Crow (as David): Well, this is going to be much better than pancakes!

He demands to know who she is.

David: Let's start with the easy part; your name. You do know your name?
Tom: Kitten W. Whip.
Ann: Jody. Jody... Jo. Well, that's what I call myself.
David: Very creative.

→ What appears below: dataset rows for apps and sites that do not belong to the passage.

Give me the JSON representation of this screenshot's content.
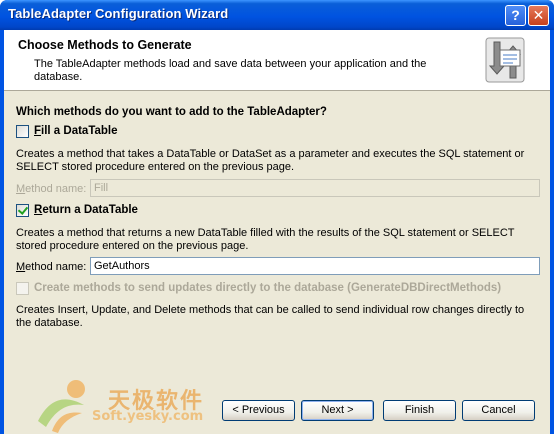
{
  "window": {
    "title": "TableAdapter Configuration Wizard",
    "help_glyph": "?",
    "close_glyph": "✕"
  },
  "header": {
    "title": "Choose Methods to Generate",
    "description": "The TableAdapter methods load and save data between your application and the database.",
    "icon": "table-adapter-methods-icon"
  },
  "question": "Which methods do you want to add to the TableAdapter?",
  "fill_datatable": {
    "checked": false,
    "label_first": "F",
    "label_rest": "ill a DataTable",
    "description": "Creates a method that takes a DataTable or DataSet as a parameter and executes the SQL statement or SELECT stored procedure entered on the previous page.",
    "method_label_first": "M",
    "method_label_rest": "ethod name:",
    "method_value": "Fill",
    "enabled": false
  },
  "return_datatable": {
    "checked": true,
    "label_first": "R",
    "label_rest": "eturn a DataTable",
    "description": "Creates a method that returns a new DataTable filled with the results of the SQL statement or SELECT stored procedure entered on the previous page.",
    "method_label_first": "M",
    "method_label_rest": "ethod name:",
    "method_value": "GetAuthors",
    "enabled": true
  },
  "direct_methods": {
    "checked": false,
    "enabled": false,
    "label": "Create methods to send updates directly to the database (GenerateDBDirectMethods)",
    "description": "Creates Insert, Update, and Delete methods that can be called to send individual row changes directly to the database."
  },
  "buttons": {
    "previous": "< Previous",
    "next": "Next >",
    "finish": "Finish",
    "cancel": "Cancel"
  },
  "watermark": {
    "text": "天极软件",
    "sub": "Soft.yesky.com"
  },
  "colors": {
    "titlebar": "#0054e3",
    "dialog_bg": "#ece9d8",
    "checkmark": "#21a121"
  }
}
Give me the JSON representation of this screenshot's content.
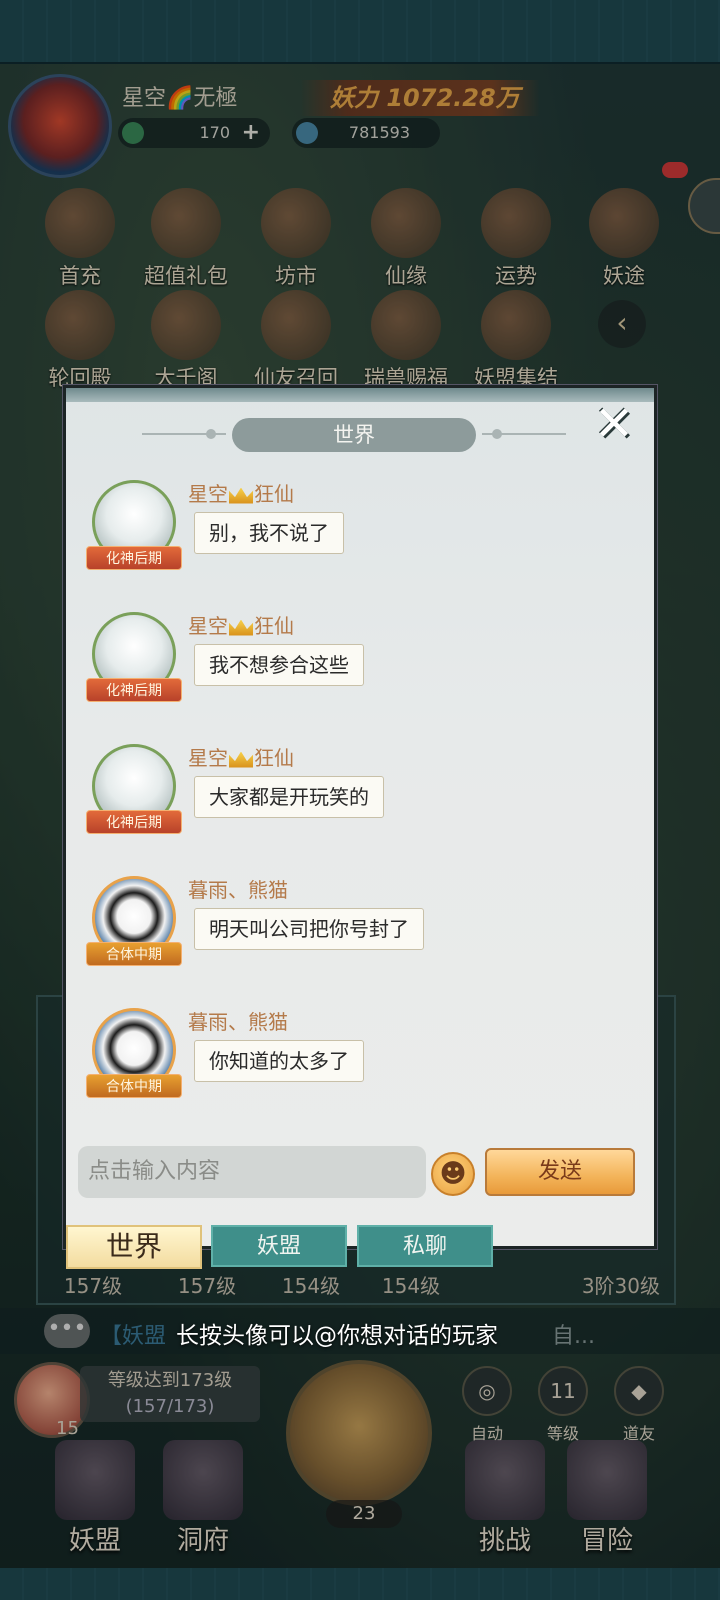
{
  "player": {
    "name": "星空🌈无極",
    "power_label": "妖力",
    "power_value": "1072.28万",
    "currency_1": "170",
    "currency_2": "781593"
  },
  "top_icons_row1": [
    "首充",
    "超值礼包",
    "坊市",
    "仙缘",
    "运势",
    "妖途"
  ],
  "top_icons_row2": [
    "轮回殿",
    "大千阁",
    "仙友召回",
    "瑞兽赐福",
    "妖盟集结"
  ],
  "background": {
    "levels": [
      "157级",
      "157级",
      "154级",
      "154级"
    ],
    "rank": "3阶30级",
    "guild_tag": "【妖盟",
    "tip_tail": "自...",
    "peach_count": "15",
    "quest_title": "等级达到173级",
    "quest_progress": "(157/173)",
    "axe_count": "23",
    "round_buttons": [
      {
        "icon": "auto-icon",
        "label": "自动",
        "symbol": "◎"
      },
      {
        "icon": "level-icon",
        "label": "等级",
        "symbol": "11"
      },
      {
        "icon": "friend-icon",
        "label": "道友",
        "symbol": "◆"
      }
    ],
    "nav": [
      "妖盟",
      "洞府",
      "挑战",
      "冒险"
    ]
  },
  "chat": {
    "title": "世界",
    "close_symbol": "✕",
    "messages": [
      {
        "sender_a": "星空",
        "sender_b": "狂仙",
        "crown": true,
        "realm": "化神后期",
        "text": "别，我不说了",
        "avatar": "white-hair-avatar"
      },
      {
        "sender_a": "星空",
        "sender_b": "狂仙",
        "crown": true,
        "realm": "化神后期",
        "text": "我不想参合这些",
        "avatar": "white-hair-avatar"
      },
      {
        "sender_a": "星空",
        "sender_b": "狂仙",
        "crown": true,
        "realm": "化神后期",
        "text": "大家都是开玩笑的",
        "avatar": "white-hair-avatar"
      },
      {
        "sender_a": "暮雨、熊猫",
        "sender_b": "",
        "crown": false,
        "realm": "合体中期",
        "text": "明天叫公司把你号封了",
        "avatar": "panda-avatar"
      },
      {
        "sender_a": "暮雨、熊猫",
        "sender_b": "",
        "crown": false,
        "realm": "合体中期",
        "text": "你知道的太多了",
        "avatar": "panda-avatar"
      }
    ],
    "input_placeholder": "点击输入内容",
    "send_label": "发送"
  },
  "tabs": {
    "world": "世界",
    "guild": "妖盟",
    "private": "私聊"
  },
  "tip": "长按头像可以@你想对话的玩家",
  "colors": {
    "sender": "#b47a4a",
    "realm_badge": "#e26a3a",
    "tab_active": "#f3dca0",
    "tab_inactive": "#3f8f8a",
    "send_button": "#f3b45a"
  }
}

Now the one you were born with.
Crow: (in deep male voice with thick Brooklyn accent) Stanley Myron Hendleman.

Ann makes a sudden break for it, but the angry David catches her before she reaches the front door.

Tom: I think Senator Kennedy might have handled this differently.

In a lengthy monologue, Ann explains that she's running away from her mother's abusive boyfriend.

Ann: How I got this far I'll never know.
Crow: Perhaps it was your pert acting ability?

Chastened by this teenaged blonde in a short, flimsy nightie, David is contrite.

David: All I've been thinking about is the damage you might be doing me.
Tom: Well, that's not all I was thinking about...

Aaaaand we'll just stop there, before I cross the line between "loving homage to favourite TV show" and "scary obsessive fanboy transcription".

The movie goes on to reveal that Ann-Margret is a Bad Girl, one who is likely to ruin David's marriage, political career and overall life just for kicks. Things go from bad to worse as he's introduced to her delinquent friends, and he's blackmailed into smuggling them over the border into Mexico, where there's more drinking, violence, strippers and novelty sombreros. Will David survive the Kitten with a Whip? Will he be forced to take a break from blandness? Will Ann-Margret squander all the goodwill she generated by starring opposite Elvis in 'Viva Las Vegas' earlier in 1964?

The only way to find out is by downloading it from the Digital Archive Project for yourself.


Anonymous Anonymous said...

You know I've never seen this one Blanders. Hiding the funniest MST3K episode since 'Boggy Creek Creature II'. Tsk tsk tsk.

2:10 PM  

Post a Comment

<< Home